image by Stefanos Sofologis, Skiathos il.- Greece
I have always been impressed by the brightness of some features on the moon, especially when it is full and the image contrast is lowered significantly due to the lack of shadows. On the other hand, these bright spots remind us that the moon is a body with a low albedo, thus exposing strongly any spots with normal or high albedo material. This kind of material can be seen near impact areas, either on the rims of craters or ejected radially around big craters, reaching hundreds of kilometers away. Usually the brightest examples are associated with more recent impacts which excavate new material yet unexposed to the solar radiation. A good way to appreciate the brightness differences but also the variety of the hues of the ground is to use big binoculars or a binoviewer. Two-eye vision is more sensitive and responsive to light and color differences than one-eye vision.

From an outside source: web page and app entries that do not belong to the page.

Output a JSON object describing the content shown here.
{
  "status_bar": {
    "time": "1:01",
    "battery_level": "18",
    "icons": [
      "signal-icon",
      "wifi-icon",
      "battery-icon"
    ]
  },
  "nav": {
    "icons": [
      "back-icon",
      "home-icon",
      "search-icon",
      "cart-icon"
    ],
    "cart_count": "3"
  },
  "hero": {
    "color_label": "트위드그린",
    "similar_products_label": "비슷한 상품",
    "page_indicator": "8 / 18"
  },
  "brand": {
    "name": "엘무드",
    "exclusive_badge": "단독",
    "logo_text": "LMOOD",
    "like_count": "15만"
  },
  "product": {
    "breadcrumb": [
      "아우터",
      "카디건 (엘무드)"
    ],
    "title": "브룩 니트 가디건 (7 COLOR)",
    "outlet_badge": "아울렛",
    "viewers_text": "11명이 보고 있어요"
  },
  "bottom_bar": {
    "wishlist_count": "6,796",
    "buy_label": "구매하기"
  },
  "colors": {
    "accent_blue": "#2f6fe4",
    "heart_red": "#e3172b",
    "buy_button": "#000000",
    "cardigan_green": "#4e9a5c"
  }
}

Time: 1/4/2007, 21:52, less than one day before full moon.
Telescope: Orion Optics 250mm f/4.8 newtonian
Camera: Canon EOS 400D with
Baader MP Coma Corrector attached
Exposure: 1/400sec, ISO100, monochrome mode.
Yesterday's LPOD: A Mystery Wrapped in a Riddle Covered to the Brim in Lava
Tomorrow's LPOD: A Major Highland Boundary?